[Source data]
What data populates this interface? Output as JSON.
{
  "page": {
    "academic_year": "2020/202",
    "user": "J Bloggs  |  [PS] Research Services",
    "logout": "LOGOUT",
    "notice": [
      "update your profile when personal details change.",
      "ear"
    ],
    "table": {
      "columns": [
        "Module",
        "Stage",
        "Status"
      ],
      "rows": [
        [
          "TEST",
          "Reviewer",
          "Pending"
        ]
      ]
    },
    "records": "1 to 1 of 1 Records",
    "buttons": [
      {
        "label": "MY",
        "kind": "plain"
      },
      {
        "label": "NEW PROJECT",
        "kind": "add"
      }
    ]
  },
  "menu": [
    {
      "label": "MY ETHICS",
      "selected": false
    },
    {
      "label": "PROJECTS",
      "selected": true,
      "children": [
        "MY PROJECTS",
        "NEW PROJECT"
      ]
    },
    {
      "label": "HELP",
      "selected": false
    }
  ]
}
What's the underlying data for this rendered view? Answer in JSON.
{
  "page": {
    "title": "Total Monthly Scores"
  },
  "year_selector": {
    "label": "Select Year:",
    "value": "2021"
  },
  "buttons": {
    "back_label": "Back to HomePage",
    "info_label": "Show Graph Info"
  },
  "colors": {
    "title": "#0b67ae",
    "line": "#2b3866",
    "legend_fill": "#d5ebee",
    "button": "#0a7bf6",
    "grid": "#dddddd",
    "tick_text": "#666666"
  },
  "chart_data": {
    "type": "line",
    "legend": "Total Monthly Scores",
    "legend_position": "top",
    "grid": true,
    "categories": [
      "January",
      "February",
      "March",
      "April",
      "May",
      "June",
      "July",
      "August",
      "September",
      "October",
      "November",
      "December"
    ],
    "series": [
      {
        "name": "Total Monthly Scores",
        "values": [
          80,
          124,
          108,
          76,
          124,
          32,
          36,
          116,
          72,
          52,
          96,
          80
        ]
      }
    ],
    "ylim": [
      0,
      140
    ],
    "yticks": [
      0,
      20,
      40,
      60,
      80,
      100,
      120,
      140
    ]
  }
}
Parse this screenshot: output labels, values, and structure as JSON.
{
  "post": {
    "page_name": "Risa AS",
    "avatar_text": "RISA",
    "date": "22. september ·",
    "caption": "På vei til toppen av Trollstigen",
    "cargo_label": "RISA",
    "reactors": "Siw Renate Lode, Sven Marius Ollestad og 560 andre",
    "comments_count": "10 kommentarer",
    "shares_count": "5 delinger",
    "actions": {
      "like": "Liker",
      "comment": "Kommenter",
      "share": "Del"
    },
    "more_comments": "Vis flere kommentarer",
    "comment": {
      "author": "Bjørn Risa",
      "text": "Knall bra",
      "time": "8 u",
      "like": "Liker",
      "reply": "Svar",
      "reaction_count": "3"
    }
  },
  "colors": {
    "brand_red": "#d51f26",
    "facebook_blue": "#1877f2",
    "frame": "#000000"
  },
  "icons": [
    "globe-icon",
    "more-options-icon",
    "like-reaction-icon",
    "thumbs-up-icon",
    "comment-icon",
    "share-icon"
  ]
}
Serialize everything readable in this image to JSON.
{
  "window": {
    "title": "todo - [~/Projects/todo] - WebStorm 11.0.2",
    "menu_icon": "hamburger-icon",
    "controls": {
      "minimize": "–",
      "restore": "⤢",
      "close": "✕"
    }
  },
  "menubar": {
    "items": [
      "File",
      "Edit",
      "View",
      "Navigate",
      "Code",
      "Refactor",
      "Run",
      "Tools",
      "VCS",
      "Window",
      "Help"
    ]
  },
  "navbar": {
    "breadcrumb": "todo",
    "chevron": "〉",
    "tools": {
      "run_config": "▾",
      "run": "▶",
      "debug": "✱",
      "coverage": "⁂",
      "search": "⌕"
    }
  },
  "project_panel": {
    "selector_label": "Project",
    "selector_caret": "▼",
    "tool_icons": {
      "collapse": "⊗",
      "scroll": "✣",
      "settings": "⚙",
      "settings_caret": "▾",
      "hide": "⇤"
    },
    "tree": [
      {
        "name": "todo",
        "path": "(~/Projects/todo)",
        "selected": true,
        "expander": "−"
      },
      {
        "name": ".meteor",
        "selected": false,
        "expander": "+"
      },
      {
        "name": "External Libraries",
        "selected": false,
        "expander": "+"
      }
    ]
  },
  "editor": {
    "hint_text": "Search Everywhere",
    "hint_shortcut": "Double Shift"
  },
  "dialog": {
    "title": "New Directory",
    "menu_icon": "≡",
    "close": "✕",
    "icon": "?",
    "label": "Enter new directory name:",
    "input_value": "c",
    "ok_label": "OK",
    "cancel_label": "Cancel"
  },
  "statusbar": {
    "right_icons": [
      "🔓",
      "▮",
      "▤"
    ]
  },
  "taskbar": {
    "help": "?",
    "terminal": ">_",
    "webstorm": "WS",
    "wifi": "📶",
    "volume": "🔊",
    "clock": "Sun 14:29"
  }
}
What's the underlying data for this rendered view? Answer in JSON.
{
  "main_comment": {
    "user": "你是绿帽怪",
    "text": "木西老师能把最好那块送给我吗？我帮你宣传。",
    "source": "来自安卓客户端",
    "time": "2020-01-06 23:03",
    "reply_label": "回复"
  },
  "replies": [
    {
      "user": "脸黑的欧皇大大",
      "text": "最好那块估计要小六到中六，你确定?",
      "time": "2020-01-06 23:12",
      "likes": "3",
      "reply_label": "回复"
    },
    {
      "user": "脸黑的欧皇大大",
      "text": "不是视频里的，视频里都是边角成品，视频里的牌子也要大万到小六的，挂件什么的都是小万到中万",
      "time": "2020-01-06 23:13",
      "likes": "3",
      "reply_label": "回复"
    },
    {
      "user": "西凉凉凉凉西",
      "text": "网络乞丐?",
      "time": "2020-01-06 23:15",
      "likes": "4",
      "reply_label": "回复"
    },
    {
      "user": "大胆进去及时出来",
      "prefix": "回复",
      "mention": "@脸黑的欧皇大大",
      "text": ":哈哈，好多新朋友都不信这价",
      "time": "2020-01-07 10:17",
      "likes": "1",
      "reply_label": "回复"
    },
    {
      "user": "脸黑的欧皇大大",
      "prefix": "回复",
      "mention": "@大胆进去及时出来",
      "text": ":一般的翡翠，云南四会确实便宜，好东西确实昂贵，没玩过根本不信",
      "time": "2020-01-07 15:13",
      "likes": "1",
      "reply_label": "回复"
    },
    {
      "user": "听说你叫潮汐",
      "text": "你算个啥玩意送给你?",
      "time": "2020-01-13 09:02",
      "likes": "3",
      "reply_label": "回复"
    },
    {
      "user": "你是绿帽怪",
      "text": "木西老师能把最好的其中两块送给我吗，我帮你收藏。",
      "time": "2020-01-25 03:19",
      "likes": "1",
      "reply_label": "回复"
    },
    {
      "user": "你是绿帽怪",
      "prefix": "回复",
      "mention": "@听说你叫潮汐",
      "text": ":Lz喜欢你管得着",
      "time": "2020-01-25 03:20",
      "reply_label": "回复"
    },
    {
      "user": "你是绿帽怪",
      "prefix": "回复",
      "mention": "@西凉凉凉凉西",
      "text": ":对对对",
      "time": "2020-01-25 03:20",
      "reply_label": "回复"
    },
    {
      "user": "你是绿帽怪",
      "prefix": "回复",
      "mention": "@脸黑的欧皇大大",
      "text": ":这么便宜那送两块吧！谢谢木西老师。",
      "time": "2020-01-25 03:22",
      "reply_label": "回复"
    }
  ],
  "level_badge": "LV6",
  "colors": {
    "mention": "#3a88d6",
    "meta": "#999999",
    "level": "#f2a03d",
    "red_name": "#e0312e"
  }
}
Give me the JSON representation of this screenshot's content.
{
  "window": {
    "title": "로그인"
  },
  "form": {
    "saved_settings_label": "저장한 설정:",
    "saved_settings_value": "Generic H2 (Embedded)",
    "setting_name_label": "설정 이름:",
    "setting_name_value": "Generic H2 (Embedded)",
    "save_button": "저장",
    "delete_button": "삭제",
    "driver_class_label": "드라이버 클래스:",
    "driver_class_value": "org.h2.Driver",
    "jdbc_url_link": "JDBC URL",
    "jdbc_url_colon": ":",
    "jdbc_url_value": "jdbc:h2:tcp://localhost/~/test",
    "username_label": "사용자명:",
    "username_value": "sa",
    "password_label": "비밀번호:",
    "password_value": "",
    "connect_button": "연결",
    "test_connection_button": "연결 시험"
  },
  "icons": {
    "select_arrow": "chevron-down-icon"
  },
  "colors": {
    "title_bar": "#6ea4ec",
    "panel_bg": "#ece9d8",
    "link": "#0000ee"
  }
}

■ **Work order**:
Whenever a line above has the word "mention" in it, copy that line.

■ **Response area**:
      "mention": "@脸黑的欧皇大大",
      "mention": "@大胆进去及时出来",
      "mention": "@听说你叫潮汐",
      "mention": "@西凉凉凉凉西",
      "mention": "@脸黑的欧皇大大",
    "mention": "#3a88d6",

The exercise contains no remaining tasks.